The A-Class isn’t the only all-new contender in the premium hatchback class. The Volvo V40 is another stylish-looking five-door, and it has the right credentials to be a strong alternative to the sporty Mercedes.
On the outside, the V40 matches the A200 CDI for style. The bold nose and distinctive lines are neat, and a longer body means it looks sleeker than the squat Mercedes. The large black tailgate emulates the ageing C30 three-door, but even with twin exhausts it doesn’t look quite as neat as the A-Class. And the small wheels featured on the SE-spec car in our pictures don’t fill the arches.
Still, the interior can’t be faulted for its smart design. It looks modern, with Volvo’s familiar circular controls, keypad and climate control switches logically laid out on the slender centre console. Our car came with the optional TFT digital dials and illuminated gearlever (£350), which look smart.

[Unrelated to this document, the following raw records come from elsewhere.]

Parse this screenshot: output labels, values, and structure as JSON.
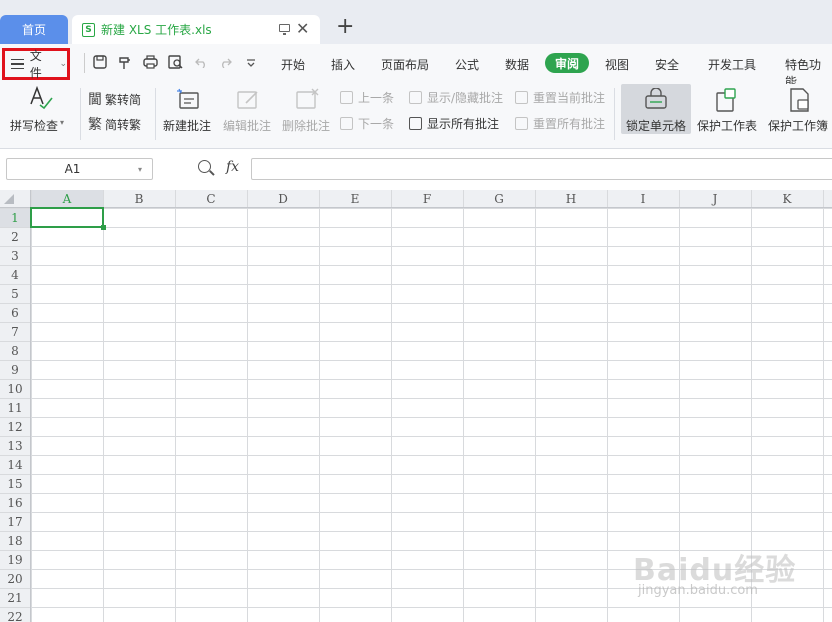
{
  "tabs": {
    "home_label": "首页",
    "document_label": "新建 XLS 工作表.xls",
    "xls_badge": "S",
    "add_label": "+",
    "close_label": "✕"
  },
  "menu": {
    "file_label": "文件",
    "file_caret": "⌄",
    "items": [
      "开始",
      "插入",
      "页面布局",
      "公式",
      "数据",
      "审阅",
      "视图",
      "安全",
      "开发工具",
      "特色功能"
    ],
    "active_index": 5,
    "active_color": "#2ea44f"
  },
  "ribbon": {
    "spell_check": "拼写检查",
    "spell_caret": "▾",
    "trad_to_simp": "繁转简",
    "simp_to_trad": "简转繁",
    "new_comment": "新建批注",
    "edit_comment": "编辑批注",
    "delete_comment": "删除批注",
    "prev_comment": "上一条",
    "next_comment": "下一条",
    "show_hide_comment": "显示/隐藏批注",
    "show_all_comments": "显示所有批注",
    "reset_current_comment": "重置当前批注",
    "reset_all_comments": "重置所有批注",
    "lock_cell": "锁定单元格",
    "protect_sheet": "保护工作表",
    "protect_workbook": "保护工作簿"
  },
  "formula_bar": {
    "name_box": "A1",
    "fx_label": "fx",
    "formula_value": ""
  },
  "grid": {
    "columns": [
      "A",
      "B",
      "C",
      "D",
      "E",
      "F",
      "G",
      "H",
      "I",
      "J",
      "K"
    ],
    "rows": [
      "1",
      "2",
      "3",
      "4",
      "5",
      "6",
      "7",
      "8",
      "9",
      "10",
      "11",
      "12",
      "13",
      "14",
      "15",
      "16",
      "17",
      "18",
      "19",
      "20",
      "21",
      "22"
    ],
    "selected_cell": "A1",
    "selection_color": "#2e9e48",
    "brand_blue": "#5b8fea"
  },
  "watermark": {
    "logo": "Baidu经验",
    "url": "jingyan.baidu.com"
  }
}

Comfort is another highlight. The plush leather seats are supportive and, while rear legroom is tighter than in the A-Class, larger rear windows and light headlining mean it feels more airy. Heated seats, rain-sensing wipers and bi-xenon headlights are standard on SE Lux models, as is keyless entry.
Boot space is tight, with only 335 litres available – although both cars lag well behind the class-leading VW Golf and BMW 1 Series for capacity. Folding the rear seats raises this to 1,032 litres, which is 125 litres behind the A-Class, but useful touches include a folding boot floor, bag hooks and under-floor storage. Also, the V40’s rear loading hatch has a wider opening than the narrow Mercedes.
The 2.0-litre D3 diesel is powerful, and marked out by its distinctive five-cylinder soundtrack. However, our SE test car was held back by its skinny tyres, and was five-tenths slower than the A-Class from 0-60mph at the test track, with a time of 8.5 seconds. Despite having a useful 50Nm more torque, it also trailed in our in-gear tests. In the real world, the difference is barely perceptible, while the smooth and refined D3 diesel engine is less intrusive than the A-Class on the motorway.
Our model’s smaller wheels boosted comfort further, but we’d expected a bigger difference over the A-Class, with rough surfaces exposing a lack of composure in both cars. The V40 is also less planted in corners, with more body roll and steering that lacks weight and feedback.
Our £24,845 D3 SE Lux is £125 more than the A200 CDI Sport, but even the lesser SE has more kit and undercuts the A-Class – although a six-speed auto is a £1,485 option on both models.
We were disappointed with the V40’s test economy of 38.7mpg, as it was well short of the claimed figures. Overall, though, it’s a compelling package that takes a very different approach to the A-Class. Is it a winner?